His aversion to the ordinary printing routine was probably the impetus for Nypels to turn to bibliophile printing in 1920. His earliest work already contained indications of his later approach to design, of which the most striking feature was its rejection of one fixed style. As he himself expressed it in a letter, ‘My sole aim is, to put it succinctly: to use, practise and perfect the unbelievably rich potential of typography. There is nothing I hate more than the ‘neat’ bibliophile edition...''. In that respect *La Prophétie de Ioel *is characteristic of his oeuvre. Its unconventional design, unusual colours - like the purple and green reproduced on the opposite page - and striking initials make it a true Nypels product. This copy is part of the collection of books donated by Henriette Roland Holst-van der Schalk to the Koninklijke Bibliotheek in 1939. Both she and her husband, the artist and designer R.N. Roland Holst, were greatly involved in Dutch cultural life and in touch with many writers and printers. They consequently acquired quite a number of bibliophile editions, which thus came to enrich the collections of the Koninklijke Bibliotheek in 1939.

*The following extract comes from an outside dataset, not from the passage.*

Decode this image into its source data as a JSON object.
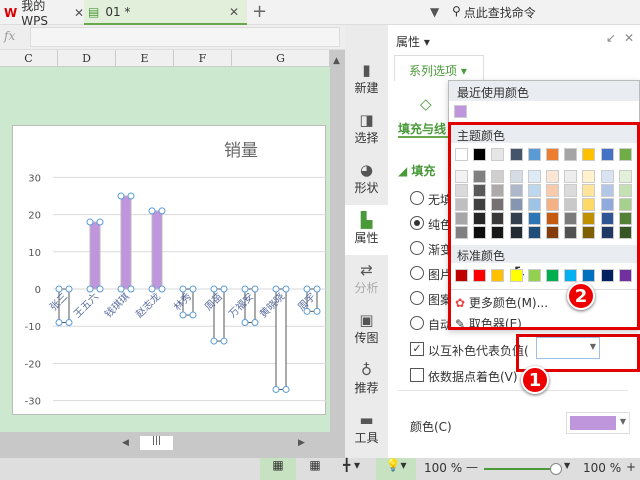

La Prophétie de Ioel [Maastricht, C. Nypels], 1923.  pp., 29 x 22.5 cm. Printed by Charles Nypels on the Leiter-Nypels presses. Initials and woodcut by Henri Charles Jonas. Typeface: Plantijn. Edition of 200 copies on Hollands van Haesbeek de luxe. 22 A 20, p.